Safe as safe can be.  If you’re a malt enthusiast…you’ll probably want to steer clear.  Perhaps finding this a little…run of the mill.  Or perhaps you’re of the sort that is mature enough in your stylings to simply appreciate a really well-made whisky when you try one.  This is not bells and whistles, flash and pomp, fireworks and sex scenes.  Glenfiddich is quite simple really.  A whisky whose craft will pass into lore as the absolute template on how to not go wrong.

The only problem for this guy?  It’s life’s beautiful mistakes that give this world the character and verve that makes me want to rise every morning.  Take away those bumps in the highway and I’m liable to fall asleep at the wheel.

As a rule…keep your Glensafe.  Nine times out of ten I’ll opt for a Springbank.

Though this may sound disparaging, it’s not particularly meant so (as I hope the score attests).  Just thought you and I should be on the same page going forward.

The nose is rich in heather and gooey honey.  Big ol’ baskets of fruit and armfuls of flowers.  Creamy vanilla ice cream, drizzled in creme caramel.  Red apple.  Berries in cream.  Pancakes and syrup.  Though the oak is becoming slightly more pronounced by this milestone, I still don’t think I would peg this at a full 18 years.  Young and vibrant.

The delivery is just as decisively competent as the nose.  Smooth and unchallengingly sweet.  Creamy vanillins dance with dried fruit and crunchy apple.  Lovely really.  Almost refreshing.
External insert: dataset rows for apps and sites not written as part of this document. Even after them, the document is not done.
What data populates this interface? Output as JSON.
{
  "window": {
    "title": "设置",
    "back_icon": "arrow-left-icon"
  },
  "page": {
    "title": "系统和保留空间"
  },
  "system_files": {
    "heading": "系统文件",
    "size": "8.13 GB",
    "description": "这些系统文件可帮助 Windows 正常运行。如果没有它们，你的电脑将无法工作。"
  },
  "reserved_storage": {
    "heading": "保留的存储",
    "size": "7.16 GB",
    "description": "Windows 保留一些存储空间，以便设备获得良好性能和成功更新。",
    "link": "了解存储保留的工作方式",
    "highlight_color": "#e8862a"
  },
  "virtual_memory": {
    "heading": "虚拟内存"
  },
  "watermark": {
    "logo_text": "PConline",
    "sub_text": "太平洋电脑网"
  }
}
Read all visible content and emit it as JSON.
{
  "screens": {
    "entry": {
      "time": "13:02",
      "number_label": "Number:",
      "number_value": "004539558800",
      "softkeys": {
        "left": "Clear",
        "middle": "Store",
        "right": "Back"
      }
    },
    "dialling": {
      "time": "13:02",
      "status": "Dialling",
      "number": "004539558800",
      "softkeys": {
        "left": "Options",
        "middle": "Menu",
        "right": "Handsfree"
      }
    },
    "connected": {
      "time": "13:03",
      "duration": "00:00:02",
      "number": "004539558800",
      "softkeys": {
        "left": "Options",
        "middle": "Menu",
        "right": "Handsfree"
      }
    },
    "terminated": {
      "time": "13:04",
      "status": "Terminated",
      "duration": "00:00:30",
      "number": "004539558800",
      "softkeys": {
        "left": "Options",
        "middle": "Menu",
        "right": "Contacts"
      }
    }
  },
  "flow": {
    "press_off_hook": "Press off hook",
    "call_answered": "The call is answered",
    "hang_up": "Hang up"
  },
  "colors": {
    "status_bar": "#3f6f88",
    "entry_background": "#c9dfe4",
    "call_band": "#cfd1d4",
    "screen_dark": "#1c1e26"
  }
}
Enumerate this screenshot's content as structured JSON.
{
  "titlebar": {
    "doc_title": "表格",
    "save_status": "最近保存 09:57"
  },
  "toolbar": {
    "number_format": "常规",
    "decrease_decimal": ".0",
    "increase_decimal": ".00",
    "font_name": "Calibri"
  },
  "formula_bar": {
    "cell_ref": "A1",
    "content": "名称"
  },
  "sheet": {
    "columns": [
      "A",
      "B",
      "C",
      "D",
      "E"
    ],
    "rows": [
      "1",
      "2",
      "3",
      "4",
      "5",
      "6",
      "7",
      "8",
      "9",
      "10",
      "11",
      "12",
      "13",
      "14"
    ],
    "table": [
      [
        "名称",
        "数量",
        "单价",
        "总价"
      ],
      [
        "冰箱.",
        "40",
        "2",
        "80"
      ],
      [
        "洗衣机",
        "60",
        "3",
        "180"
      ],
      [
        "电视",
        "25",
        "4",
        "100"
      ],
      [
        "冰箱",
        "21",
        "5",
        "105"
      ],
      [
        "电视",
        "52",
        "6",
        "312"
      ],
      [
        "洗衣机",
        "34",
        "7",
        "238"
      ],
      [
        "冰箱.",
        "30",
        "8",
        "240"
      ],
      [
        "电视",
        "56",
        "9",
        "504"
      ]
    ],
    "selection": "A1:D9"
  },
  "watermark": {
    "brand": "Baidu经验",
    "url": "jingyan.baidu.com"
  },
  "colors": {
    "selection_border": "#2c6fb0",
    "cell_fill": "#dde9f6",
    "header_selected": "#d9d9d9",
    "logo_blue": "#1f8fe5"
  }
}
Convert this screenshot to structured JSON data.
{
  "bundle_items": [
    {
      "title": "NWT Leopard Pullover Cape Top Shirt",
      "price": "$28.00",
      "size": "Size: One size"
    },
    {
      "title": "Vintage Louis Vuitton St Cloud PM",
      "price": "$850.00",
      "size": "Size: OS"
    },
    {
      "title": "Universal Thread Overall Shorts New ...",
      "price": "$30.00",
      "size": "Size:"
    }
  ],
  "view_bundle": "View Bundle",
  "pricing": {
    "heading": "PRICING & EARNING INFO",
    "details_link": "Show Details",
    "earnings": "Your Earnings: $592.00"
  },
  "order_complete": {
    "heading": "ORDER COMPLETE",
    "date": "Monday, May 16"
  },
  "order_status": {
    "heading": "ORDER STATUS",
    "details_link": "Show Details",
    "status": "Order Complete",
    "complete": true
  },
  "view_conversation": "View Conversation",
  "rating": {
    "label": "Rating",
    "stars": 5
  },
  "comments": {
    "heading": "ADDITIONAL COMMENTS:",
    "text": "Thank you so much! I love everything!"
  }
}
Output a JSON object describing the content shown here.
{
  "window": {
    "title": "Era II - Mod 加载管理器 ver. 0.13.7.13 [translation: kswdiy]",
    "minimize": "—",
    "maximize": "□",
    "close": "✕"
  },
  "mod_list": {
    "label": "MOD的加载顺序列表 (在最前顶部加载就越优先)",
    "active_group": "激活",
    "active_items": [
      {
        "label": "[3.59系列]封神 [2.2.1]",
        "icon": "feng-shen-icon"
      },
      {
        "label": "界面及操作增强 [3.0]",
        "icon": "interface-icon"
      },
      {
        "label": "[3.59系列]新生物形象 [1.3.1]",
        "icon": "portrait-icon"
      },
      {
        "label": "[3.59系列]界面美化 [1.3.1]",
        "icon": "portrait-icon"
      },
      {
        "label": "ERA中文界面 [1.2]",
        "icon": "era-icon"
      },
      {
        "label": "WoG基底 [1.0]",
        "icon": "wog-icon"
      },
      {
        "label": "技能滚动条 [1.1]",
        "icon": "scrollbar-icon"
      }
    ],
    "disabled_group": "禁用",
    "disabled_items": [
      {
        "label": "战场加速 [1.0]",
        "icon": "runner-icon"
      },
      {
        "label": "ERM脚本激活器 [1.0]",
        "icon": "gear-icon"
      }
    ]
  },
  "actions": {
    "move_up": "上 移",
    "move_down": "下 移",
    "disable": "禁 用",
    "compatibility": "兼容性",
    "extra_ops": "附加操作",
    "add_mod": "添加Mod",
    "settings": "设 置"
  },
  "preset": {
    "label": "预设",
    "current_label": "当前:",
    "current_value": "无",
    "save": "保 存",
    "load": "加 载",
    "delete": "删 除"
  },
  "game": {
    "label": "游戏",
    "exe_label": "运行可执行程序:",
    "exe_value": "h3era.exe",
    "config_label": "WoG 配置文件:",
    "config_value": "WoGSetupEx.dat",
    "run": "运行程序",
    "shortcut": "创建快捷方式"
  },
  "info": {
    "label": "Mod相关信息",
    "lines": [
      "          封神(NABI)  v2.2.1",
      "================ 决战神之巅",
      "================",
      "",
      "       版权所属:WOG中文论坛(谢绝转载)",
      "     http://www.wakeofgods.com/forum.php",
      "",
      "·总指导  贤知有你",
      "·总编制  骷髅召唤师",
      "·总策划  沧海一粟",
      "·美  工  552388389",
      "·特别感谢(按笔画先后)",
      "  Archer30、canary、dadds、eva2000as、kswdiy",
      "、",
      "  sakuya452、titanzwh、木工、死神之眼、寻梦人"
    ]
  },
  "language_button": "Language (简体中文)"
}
How do you fault a whisky of this quality and consistency?  Simple.  You call it boring.


– Reviewed by:  Curt

– Photo:  Curt

Bruichladdich Blacker Still Review

Bruichladdich Blacker Still

50.7% abv

Score:  87/100


Normally a sulfur note this prevalent would leave me searching for a plant or some other discreet location to dump my drink.  However…and this is a big however…there is something that works here.  Somewhat of a ‘succeeds in spite of itself’ scenario.

Those in fear of bold sherry…kindly take leave.  This is monstrous.  20 years old and I imagine more than a couple of those were spent sucking up grape residue from former sherry wood.

So…the malt.

Sulfur.  Heavy and brooding.  Deeply oiled leather.  Beef in burnt teriyaki sauce (over-caramelized sugars…still carrying some salts).  Dates or figs or what have you.  Cherries in dark chocolate.  Think meaty and spicy.  Also think: “when baking your fruitcake…be sure to turn the oven off in time”.

Sulfur, meatiness and burnt notes carry through to the palate.  The sherry is as dense as a Scottish rain cloud.  Heavy toasted sugars.

I realize that some of the afore-said may not give the most favorable impression, but before forming any preconceptions, re-read the ‘however’ that introduces this review.

One final caveat:

Give this whisky a good 15-20 minutes in the glass before devoting time.  It needs to open up.  I promise you this breathing period will allow a little diffusion of the sulfur flaw, and greatly benefit your enjoyment.


Reviewed by:  Curt

– Photo:  Curt